Start of Material for the task

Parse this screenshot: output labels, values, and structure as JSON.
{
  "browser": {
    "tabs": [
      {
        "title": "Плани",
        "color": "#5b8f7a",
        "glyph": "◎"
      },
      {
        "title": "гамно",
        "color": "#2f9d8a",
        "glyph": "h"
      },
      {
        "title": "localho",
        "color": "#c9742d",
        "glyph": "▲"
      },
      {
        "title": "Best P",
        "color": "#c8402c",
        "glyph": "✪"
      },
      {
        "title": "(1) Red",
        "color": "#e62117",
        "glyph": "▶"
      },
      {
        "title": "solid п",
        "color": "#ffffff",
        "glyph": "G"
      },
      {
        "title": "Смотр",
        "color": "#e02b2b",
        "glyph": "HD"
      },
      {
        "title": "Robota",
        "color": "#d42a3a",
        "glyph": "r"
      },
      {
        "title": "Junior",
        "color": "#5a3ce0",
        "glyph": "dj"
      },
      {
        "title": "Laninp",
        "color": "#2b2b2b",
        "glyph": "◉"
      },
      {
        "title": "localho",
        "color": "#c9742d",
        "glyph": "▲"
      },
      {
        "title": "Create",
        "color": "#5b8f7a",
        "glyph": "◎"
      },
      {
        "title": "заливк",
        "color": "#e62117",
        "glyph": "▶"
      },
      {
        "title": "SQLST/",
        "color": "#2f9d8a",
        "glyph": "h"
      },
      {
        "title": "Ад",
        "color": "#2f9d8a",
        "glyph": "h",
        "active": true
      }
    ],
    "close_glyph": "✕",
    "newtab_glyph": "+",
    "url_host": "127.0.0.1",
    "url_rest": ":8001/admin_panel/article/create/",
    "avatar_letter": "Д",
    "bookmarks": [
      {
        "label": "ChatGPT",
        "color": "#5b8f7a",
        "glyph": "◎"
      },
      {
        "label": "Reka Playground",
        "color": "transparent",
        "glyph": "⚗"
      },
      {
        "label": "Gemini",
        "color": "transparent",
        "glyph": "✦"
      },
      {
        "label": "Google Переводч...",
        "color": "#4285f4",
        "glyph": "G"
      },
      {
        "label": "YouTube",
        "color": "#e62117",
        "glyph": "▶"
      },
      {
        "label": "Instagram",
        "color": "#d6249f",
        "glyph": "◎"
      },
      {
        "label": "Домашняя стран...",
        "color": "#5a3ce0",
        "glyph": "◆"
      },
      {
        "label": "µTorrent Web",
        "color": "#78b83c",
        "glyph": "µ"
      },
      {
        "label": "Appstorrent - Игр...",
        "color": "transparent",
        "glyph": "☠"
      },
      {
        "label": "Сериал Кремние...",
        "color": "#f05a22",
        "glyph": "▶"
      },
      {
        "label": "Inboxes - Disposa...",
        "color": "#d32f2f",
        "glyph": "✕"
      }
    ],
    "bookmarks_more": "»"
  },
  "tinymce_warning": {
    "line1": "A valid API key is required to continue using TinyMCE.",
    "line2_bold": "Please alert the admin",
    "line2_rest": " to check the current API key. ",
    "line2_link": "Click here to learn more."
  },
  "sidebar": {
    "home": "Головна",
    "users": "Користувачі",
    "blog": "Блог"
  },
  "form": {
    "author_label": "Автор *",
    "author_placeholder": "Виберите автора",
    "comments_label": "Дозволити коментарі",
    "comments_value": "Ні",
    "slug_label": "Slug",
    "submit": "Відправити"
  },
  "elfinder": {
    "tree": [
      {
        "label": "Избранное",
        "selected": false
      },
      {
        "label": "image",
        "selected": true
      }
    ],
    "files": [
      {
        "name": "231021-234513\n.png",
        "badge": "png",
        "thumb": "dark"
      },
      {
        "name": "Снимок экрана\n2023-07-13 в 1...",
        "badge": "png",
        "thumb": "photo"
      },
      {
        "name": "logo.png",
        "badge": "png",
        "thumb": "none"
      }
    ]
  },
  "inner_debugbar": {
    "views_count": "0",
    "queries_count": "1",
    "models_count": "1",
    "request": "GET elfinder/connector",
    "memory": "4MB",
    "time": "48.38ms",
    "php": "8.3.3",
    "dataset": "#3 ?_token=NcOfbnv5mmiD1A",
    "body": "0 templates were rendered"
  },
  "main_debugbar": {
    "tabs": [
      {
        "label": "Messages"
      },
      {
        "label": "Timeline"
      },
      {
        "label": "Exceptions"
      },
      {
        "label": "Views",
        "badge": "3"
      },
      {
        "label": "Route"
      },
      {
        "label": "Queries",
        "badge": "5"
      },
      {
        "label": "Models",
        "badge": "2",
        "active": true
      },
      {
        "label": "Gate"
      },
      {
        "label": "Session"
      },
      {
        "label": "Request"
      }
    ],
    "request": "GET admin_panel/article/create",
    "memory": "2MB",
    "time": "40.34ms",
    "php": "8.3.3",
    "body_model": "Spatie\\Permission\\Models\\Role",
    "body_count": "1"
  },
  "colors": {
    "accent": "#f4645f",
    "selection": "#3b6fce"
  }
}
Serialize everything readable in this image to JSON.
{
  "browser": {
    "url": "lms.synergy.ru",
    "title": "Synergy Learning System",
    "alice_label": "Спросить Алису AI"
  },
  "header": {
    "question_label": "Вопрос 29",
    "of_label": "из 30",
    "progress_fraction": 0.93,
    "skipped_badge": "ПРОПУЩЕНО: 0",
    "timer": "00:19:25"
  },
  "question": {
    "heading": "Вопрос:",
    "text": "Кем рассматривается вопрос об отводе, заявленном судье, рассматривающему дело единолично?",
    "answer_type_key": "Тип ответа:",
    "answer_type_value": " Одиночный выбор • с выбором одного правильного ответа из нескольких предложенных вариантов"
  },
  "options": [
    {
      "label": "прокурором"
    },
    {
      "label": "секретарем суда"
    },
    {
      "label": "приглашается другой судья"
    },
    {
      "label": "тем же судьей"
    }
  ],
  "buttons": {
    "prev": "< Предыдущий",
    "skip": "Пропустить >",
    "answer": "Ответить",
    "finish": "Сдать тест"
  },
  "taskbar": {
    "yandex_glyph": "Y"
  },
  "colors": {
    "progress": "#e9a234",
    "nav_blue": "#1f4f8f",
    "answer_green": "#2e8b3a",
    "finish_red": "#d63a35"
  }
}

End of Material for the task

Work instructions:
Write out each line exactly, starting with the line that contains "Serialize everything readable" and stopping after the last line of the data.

Solution to the problem:
Serialize everything readable in this image to JSON.
{
  "browser": {
    "url": "lms.synergy.ru",
    "title": "Synergy Learning System",
    "alice_label": "Спросить Алису AI"
  },
  "header": {
    "question_label": "Вопрос 29",
    "of_label": "из 30",
    "progress_fraction": 0.93,
    "skipped_badge": "ПРОПУЩЕНО: 0",
    "timer": "00:19:25"
  },
  "question": {
    "heading": "Вопрос:",
    "text": "Кем рассматривается вопрос об отводе, заявленном судье, рассматривающему дело единолично?",
    "answer_type_key": "Тип ответа:",
    "answer_type_value": " Одиночный выбор • с выбором одного правильного ответа из нескольких предложенных вариантов"
  },
  "options": [
    {
      "label": "прокурором"
    },
    {
      "label": "секретарем суда"
    },
    {
      "label": "приглашается другой судья"
    },
    {
      "label": "тем же судьей"
    }
  ],
  "buttons": {
    "prev": "< Предыдущий",
    "skip": "Пропустить >",
    "answer": "Ответить",
    "finish": "Сдать тест"
  },
  "taskbar": {
    "yandex_glyph": "Y"
  },
  "colors": {
    "progress": "#e9a234",
    "nav_blue": "#1f4f8f",
    "answer_green": "#2e8b3a",
    "finish_red": "#d63a35"
  }
}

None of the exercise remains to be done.